Changes in Education
The extent to which the internet has changed our society remains to be seen. Generations are growing up getting their news from the internet instead of a newspaper, looking for information online instead of at the library, and communication occurs via texts, emails, and online education. We are only beginning to see how this has changed the study habits and attention spans of students today.
Online professors today earned their education in environments that do not compare with the environments in which their students are working. By understanding this difference, online teachers can find ways to reach their remote students.
There is a level of respect and attention people automatically give when gathered together in a room in which a teacher is speaking. To behave in any other way would be rude. Classroom professors are often lecturing to the people sitting in the room, and there is a form of interaction happening. Being present in each other's company helps classroom teachers maintain the attention of their students.
Be it right or wrong, it is much easier to lose the attention of your students when they are watching a pre-recorded lecture. Dynamic speakers will more likely hold the attention of remote viewers. Look directly at the camera when you record a lecture so that it looks like you are looking at the student. Use physical gesticulations and varying tones of voice when appropriate.
While students will not visit you in your physical office, it is good to have official "office hours" in which you are online in a class chatroom. Advertise that you are available there during certain hours every week, and try to vary whether your office hours are morning, afternoon, or evening.
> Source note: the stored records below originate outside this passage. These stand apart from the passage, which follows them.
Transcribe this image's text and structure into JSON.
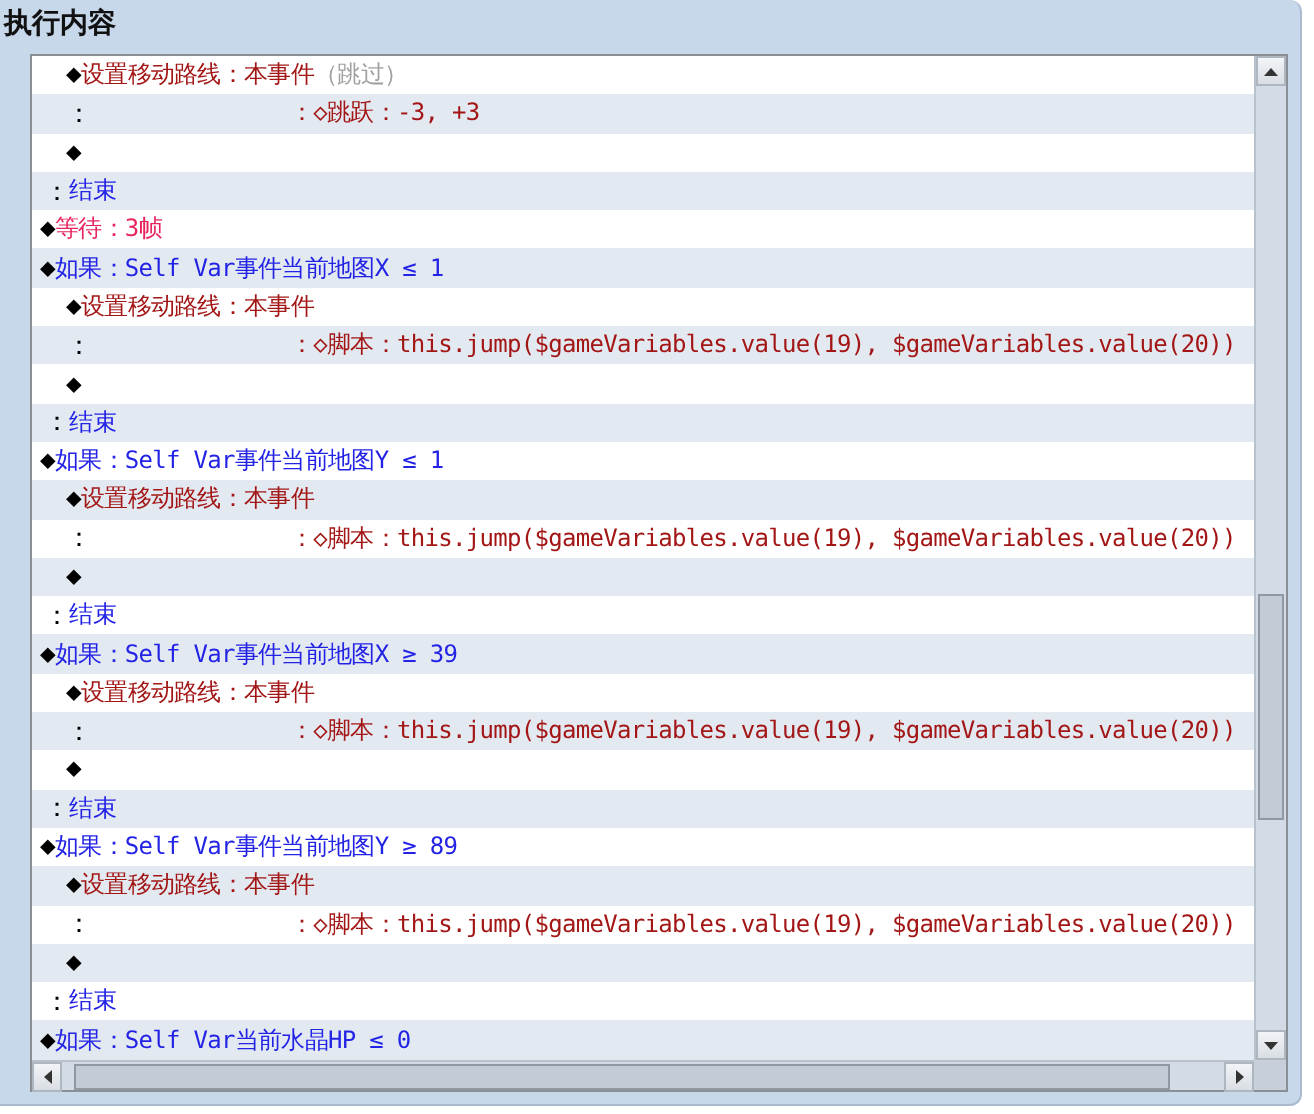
{
  "panel": {
    "title": "执行内容"
  },
  "commands": [
    {
      "children": [
        {
          "kind": "command",
          "marker": "◆",
          "segments": [
            {
              "text": "设置移动路线：本事件",
              "color": "#a31616"
            },
            {
              "text": "（跳过）",
              "color": "#a0a0a0"
            }
          ]
        },
        {
          "kind": "continuation",
          "marker": "：",
          "segments": [
            {
              "text": "：◇跳跃：-3, +3",
              "color": "#a31616"
            }
          ]
        },
        {
          "kind": "command",
          "marker": "◆"
        }
      ]
    },
    {
      "kind": "end",
      "marker": "：",
      "segments": [
        {
          "text": "结束",
          "color": "#2323e6"
        }
      ]
    },
    {
      "kind": "command",
      "marker": "◆",
      "segments": [
        {
          "text": "等待：3帧",
          "color": "#e8245c"
        }
      ]
    },
    {
      "kind": "command",
      "marker": "◆",
      "segments": [
        {
          "text": "如果：Self Var事件当前地图X ≤ 1",
          "color": "#2323e6"
        }
      ],
      "children": [
        {
          "kind": "command",
          "marker": "◆",
          "segments": [
            {
              "text": "设置移动路线：本事件",
              "color": "#a31616"
            }
          ]
        },
        {
          "kind": "continuation",
          "marker": "：",
          "segments": [
            {
              "text": "：◇脚本：this.jump($gameVariables.value(19), $gameVariables.value(20))",
              "color": "#a31616"
            }
          ]
        },
        {
          "kind": "command",
          "marker": "◆"
        }
      ]
    },
    {
      "kind": "end",
      "marker": "：",
      "segments": [
        {
          "text": "结束",
          "color": "#2323e6"
        }
      ]
    },
    {
      "kind": "command",
      "marker": "◆",
      "segments": [
        {
          "text": "如果：Self Var事件当前地图Y ≤ 1",
          "color": "#2323e6"
        }
      ],
      "children": [
        {
          "kind": "command",
          "marker": "◆",
          "segments": [
            {
              "text": "设置移动路线：本事件",
              "color": "#a31616"
            }
          ]
        },
        {
          "kind": "continuation",
          "marker": "：",
          "segments": [
            {
              "text": "：◇脚本：this.jump($gameVariables.value(19), $gameVariables.value(20))",
              "color": "#a31616"
            }
          ]
        },
        {
          "kind": "command",
          "marker": "◆"
        }
      ]
    },
    {
      "kind": "end",
      "marker": "：",
      "segments": [
        {
          "text": "结束",
          "color": "#2323e6"
        }
      ]
    },
    {
      "kind": "command",
      "marker": "◆",
      "segments": [
        {
          "text": "如果：Self Var事件当前地图X ≥ 39",
          "color": "#2323e6"
        }
      ],
      "children": [
        {
          "kind": "command",
          "marker": "◆",
          "segments": [
            {
              "text": "设置移动路线：本事件",
              "color": "#a31616"
            }
          ]
        },
        {
          "kind": "continuation",
          "marker": "：",
          "segments": [
            {
              "text": "：◇脚本：this.jump($gameVariables.value(19), $gameVariables.value(20))",
              "color": "#a31616"
            }
          ]
        },
        {
          "kind": "command",
          "marker": "◆"
        }
      ]
    },
    {
      "kind": "end",
      "marker": "：",
      "segments": [
        {
          "text": "结束",
          "color": "#2323e6"
        }
      ]
    },
    {
      "kind": "command",
      "marker": "◆",
      "segments": [
        {
          "text": "如果：Self Var事件当前地图Y ≥ 89",
          "color": "#2323e6"
        }
      ],
      "children": [
        {
          "kind": "command",
          "marker": "◆",
          "segments": [
            {
              "text": "设置移动路线：本事件",
              "color": "#a31616"
            }
          ]
        },
        {
          "kind": "continuation",
          "marker": "：",
          "segments": [
            {
              "text": "：◇脚本：this.jump($gameVariables.value(19), $gameVariables.value(20))",
              "color": "#a31616"
            }
          ]
        },
        {
          "kind": "command",
          "marker": "◆"
        }
      ]
    },
    {
      "kind": "end",
      "marker": "：",
      "segments": [
        {
          "text": "结束",
          "color": "#2323e6"
        }
      ]
    },
    {
      "kind": "command",
      "marker": "◆",
      "segments": [
        {
          "text": "如果：Self Var当前水晶HP ≤ 0",
          "color": "#2323e6"
        }
      ]
    }
  ]
}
This will give your students the best chance to be able to contact you with questions or a desire to discuss the material in real time.
When your online students email you, respond as quickly as you can. At the beginning of the term, give them a promise of a 24 hour response time if that is feasible for you. Students who know they are being paid attention to are more likely to remain engaged with the work. Students who feel the are being ignored due to slow response time may become frustrated and angry.
Don't be shy about emailing students reminders about class assignments. And do remind students to ask you questions -- they probably need to be reminded of this more than on-campus students, since online students won't have moments before and after class, or even bumping into you on campus, in which they can have an impromptu conversation.
You can help your online students stay focused by being as available and quick to respond as is reasonable for you.